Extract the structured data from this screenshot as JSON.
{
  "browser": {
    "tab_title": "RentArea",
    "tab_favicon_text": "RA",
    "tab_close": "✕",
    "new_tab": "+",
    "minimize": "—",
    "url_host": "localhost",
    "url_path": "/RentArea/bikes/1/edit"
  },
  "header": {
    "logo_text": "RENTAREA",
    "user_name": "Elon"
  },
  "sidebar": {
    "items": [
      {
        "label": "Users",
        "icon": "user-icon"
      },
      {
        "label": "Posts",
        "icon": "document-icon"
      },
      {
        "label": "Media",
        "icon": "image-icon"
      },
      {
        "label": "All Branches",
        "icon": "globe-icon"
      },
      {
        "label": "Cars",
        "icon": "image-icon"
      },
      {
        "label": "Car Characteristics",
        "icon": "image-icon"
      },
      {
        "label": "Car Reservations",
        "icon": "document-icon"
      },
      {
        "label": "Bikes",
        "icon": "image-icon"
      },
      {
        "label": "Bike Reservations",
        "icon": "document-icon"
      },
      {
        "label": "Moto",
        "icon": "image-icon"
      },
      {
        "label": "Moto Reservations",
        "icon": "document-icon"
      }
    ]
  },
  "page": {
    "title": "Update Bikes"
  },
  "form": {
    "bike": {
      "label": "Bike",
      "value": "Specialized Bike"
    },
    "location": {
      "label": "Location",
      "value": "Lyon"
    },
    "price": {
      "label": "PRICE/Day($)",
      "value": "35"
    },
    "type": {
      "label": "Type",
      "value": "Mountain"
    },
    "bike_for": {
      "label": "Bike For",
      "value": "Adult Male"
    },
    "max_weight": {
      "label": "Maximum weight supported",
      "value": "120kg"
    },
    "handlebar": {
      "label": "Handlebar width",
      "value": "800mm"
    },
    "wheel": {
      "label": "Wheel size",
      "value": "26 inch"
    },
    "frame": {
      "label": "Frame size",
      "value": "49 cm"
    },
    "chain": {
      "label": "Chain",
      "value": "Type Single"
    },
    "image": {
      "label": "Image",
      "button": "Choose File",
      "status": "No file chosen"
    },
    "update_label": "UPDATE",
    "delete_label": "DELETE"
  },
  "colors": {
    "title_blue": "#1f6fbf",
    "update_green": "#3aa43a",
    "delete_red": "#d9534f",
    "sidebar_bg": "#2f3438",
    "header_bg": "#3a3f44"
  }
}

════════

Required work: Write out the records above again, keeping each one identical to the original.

Task answer:
Extract the structured data from this screenshot as JSON.
{
  "browser": {
    "tab_title": "RentArea",
    "tab_favicon_text": "RA",
    "tab_close": "✕",
    "new_tab": "+",
    "minimize": "—",
    "url_host": "localhost",
    "url_path": "/RentArea/bikes/1/edit"
  },
  "header": {
    "logo_text": "RENTAREA",
    "user_name": "Elon"
  },
  "sidebar": {
    "items": [
      {
        "label": "Users",
        "icon": "user-icon"
      },
      {
        "label": "Posts",
        "icon": "document-icon"
      },
      {
        "label": "Media",
        "icon": "image-icon"
      },
      {
        "label": "All Branches",
        "icon": "globe-icon"
      },
      {
        "label": "Cars",
        "icon": "image-icon"
      },
      {
        "label": "Car Characteristics",
        "icon": "image-icon"
      },
      {
        "label": "Car Reservations",
        "icon": "document-icon"
      },
      {
        "label": "Bikes",
        "icon": "image-icon"
      },
      {
        "label": "Bike Reservations",
        "icon": "document-icon"
      },
      {
        "label": "Moto",
        "icon": "image-icon"
      },
      {
        "label": "Moto Reservations",
        "icon": "document-icon"
      }
    ]
  },
  "page": {
    "title": "Update Bikes"
  },
  "form": {
    "bike": {
      "label": "Bike",
      "value": "Specialized Bike"
    },
    "location": {
      "label": "Location",
      "value": "Lyon"
    },
    "price": {
      "label": "PRICE/Day($)",
      "value": "35"
    },
    "type": {
      "label": "Type",
      "value": "Mountain"
    },
    "bike_for": {
      "label": "Bike For",
      "value": "Adult Male"
    },
    "max_weight": {
      "label": "Maximum weight supported",
      "value": "120kg"
    },
    "handlebar": {
      "label": "Handlebar width",
      "value": "800mm"
    },
    "wheel": {
      "label": "Wheel size",
      "value": "26 inch"
    },
    "frame": {
      "label": "Frame size",
      "value": "49 cm"
    },
    "chain": {
      "label": "Chain",
      "value": "Type Single"
    },
    "image": {
      "label": "Image",
      "button": "Choose File",
      "status": "No file chosen"
    },
    "update_label": "UPDATE",
    "delete_label": "DELETE"
  },
  "colors": {
    "title_blue": "#1f6fbf",
    "update_green": "#3aa43a",
    "delete_red": "#d9534f",
    "sidebar_bg": "#2f3438",
    "header_bg": "#3a3f44"
  }
}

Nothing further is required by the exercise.